Work to be completed - Each line below that contains "Nabil" should be counted. Give only the total.

(Items listed in a dataset)
⁂

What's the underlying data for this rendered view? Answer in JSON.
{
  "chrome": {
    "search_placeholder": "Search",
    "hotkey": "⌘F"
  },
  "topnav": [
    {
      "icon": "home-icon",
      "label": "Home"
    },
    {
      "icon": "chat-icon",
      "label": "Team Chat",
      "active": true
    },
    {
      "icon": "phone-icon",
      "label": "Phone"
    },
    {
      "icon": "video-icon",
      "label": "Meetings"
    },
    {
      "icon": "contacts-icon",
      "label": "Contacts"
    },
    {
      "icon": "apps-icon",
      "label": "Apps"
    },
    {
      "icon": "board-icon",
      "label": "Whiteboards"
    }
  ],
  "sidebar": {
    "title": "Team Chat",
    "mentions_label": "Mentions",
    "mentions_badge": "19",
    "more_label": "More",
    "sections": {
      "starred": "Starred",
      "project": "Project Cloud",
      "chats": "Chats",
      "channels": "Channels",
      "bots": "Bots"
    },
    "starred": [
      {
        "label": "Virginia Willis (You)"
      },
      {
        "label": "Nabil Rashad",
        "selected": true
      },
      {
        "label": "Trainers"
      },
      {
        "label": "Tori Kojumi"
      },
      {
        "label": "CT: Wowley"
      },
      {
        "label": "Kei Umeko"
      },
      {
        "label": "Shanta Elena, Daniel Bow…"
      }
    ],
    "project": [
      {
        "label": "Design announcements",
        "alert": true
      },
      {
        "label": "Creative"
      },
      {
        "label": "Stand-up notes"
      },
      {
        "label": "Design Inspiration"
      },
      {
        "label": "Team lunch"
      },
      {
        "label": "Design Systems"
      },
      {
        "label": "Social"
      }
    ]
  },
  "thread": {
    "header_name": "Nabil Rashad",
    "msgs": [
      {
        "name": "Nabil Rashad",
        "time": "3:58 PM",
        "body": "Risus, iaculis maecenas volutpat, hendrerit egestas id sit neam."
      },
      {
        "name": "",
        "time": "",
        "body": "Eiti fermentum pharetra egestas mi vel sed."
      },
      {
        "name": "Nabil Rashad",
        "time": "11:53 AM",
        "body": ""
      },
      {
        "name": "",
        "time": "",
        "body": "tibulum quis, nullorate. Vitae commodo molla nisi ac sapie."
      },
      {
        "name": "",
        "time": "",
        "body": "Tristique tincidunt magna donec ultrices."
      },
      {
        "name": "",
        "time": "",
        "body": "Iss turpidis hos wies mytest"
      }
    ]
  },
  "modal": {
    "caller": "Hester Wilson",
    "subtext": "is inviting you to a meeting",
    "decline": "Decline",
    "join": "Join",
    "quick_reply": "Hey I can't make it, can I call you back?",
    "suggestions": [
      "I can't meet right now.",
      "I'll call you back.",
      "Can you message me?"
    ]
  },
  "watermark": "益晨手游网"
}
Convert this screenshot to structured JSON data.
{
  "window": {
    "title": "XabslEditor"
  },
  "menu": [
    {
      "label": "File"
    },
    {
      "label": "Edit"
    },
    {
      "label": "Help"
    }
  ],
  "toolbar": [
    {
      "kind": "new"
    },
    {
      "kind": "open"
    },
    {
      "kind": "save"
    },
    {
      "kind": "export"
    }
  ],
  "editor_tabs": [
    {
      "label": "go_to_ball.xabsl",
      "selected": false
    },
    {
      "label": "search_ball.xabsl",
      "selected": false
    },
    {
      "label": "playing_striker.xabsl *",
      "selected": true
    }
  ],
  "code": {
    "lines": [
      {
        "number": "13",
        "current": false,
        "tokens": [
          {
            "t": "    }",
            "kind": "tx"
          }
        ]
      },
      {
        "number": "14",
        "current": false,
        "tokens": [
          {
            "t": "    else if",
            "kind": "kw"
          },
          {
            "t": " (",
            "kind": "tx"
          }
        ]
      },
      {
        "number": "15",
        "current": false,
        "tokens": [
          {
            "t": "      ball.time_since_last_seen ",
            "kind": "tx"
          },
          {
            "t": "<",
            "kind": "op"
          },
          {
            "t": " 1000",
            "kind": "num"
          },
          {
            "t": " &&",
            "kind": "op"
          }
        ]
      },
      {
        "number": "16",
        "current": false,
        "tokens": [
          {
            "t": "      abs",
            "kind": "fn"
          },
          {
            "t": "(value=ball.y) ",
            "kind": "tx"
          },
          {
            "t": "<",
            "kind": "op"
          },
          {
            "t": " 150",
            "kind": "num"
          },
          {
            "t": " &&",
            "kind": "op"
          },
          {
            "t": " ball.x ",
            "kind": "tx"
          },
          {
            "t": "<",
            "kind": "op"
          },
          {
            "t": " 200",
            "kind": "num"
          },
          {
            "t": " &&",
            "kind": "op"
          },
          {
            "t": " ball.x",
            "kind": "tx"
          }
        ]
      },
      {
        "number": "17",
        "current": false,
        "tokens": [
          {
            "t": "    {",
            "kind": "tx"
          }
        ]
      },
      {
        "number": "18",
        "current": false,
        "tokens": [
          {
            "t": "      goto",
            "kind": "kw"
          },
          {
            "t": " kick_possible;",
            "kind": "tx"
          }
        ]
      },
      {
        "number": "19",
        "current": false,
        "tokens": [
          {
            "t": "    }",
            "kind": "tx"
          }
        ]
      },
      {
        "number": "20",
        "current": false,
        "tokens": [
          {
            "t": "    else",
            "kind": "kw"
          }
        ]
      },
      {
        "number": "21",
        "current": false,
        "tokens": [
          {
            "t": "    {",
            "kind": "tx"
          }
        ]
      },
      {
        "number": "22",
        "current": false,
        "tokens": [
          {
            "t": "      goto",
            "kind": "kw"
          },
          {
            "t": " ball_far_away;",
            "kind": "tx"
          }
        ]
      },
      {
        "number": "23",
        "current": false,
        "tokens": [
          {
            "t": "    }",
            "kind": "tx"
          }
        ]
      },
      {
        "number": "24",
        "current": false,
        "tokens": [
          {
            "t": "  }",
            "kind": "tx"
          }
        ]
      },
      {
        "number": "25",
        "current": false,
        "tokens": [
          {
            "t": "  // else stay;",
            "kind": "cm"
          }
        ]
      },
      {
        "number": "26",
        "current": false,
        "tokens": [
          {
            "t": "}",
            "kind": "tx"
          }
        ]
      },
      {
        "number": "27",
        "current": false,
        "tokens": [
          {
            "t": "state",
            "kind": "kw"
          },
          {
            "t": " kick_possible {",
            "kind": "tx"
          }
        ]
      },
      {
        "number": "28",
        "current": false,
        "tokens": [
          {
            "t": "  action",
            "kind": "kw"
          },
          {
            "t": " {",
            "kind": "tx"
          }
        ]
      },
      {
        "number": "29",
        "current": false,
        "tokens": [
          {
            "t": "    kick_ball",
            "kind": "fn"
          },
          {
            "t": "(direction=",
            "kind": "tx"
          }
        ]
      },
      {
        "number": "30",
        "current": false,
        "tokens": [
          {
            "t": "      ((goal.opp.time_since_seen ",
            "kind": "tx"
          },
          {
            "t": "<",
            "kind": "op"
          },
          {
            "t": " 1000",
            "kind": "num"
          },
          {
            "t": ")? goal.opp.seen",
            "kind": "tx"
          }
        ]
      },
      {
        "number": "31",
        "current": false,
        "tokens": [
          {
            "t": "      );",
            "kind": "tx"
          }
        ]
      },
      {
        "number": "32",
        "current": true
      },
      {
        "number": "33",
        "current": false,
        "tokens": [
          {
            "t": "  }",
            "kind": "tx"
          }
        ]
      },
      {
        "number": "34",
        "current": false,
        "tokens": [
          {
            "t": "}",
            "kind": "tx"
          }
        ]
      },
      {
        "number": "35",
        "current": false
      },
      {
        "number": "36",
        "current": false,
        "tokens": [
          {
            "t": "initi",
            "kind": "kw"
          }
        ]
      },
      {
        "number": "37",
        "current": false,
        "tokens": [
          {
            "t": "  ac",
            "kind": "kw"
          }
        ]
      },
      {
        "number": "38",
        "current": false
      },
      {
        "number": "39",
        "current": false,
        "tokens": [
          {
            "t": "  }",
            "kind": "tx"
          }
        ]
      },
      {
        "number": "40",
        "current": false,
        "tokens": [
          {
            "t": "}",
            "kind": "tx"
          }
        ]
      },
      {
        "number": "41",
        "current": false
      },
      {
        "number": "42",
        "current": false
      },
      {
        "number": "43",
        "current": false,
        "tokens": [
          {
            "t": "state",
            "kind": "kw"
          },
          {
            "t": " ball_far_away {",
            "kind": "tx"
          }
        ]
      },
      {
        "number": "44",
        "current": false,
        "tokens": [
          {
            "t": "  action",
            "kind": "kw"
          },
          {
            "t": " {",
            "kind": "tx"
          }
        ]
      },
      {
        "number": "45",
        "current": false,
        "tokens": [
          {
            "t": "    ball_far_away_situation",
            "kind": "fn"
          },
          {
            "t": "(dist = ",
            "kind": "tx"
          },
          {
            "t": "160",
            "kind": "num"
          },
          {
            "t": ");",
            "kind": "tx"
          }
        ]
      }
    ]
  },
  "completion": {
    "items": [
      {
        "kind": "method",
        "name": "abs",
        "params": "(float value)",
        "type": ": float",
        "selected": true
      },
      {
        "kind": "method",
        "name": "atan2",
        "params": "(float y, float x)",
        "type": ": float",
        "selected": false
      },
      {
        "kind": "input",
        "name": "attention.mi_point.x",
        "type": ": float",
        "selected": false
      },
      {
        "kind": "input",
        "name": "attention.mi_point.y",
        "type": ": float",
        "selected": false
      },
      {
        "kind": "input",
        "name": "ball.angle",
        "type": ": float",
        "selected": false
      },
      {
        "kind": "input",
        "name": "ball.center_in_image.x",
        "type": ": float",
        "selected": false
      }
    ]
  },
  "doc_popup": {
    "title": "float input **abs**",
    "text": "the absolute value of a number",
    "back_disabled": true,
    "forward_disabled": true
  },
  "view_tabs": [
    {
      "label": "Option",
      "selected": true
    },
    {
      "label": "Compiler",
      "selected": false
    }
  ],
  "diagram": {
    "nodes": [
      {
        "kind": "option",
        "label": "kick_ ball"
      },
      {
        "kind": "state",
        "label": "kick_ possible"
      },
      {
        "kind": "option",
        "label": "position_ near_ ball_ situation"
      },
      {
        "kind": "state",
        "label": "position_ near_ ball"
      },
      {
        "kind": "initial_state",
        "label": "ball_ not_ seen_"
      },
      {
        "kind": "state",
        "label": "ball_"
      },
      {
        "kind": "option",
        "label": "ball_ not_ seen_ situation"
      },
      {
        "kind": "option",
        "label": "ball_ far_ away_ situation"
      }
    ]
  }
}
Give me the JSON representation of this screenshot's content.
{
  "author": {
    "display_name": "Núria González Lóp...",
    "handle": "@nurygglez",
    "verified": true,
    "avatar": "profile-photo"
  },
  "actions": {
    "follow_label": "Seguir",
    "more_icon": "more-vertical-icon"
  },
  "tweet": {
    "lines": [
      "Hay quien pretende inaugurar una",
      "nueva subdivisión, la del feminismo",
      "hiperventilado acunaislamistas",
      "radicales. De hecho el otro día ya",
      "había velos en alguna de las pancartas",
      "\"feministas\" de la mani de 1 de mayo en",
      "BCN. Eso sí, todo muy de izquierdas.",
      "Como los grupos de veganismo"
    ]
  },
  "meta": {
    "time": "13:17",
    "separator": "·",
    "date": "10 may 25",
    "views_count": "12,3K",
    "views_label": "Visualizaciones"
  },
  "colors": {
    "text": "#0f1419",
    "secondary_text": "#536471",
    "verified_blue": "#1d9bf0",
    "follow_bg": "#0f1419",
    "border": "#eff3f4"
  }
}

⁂

Exercise output - 4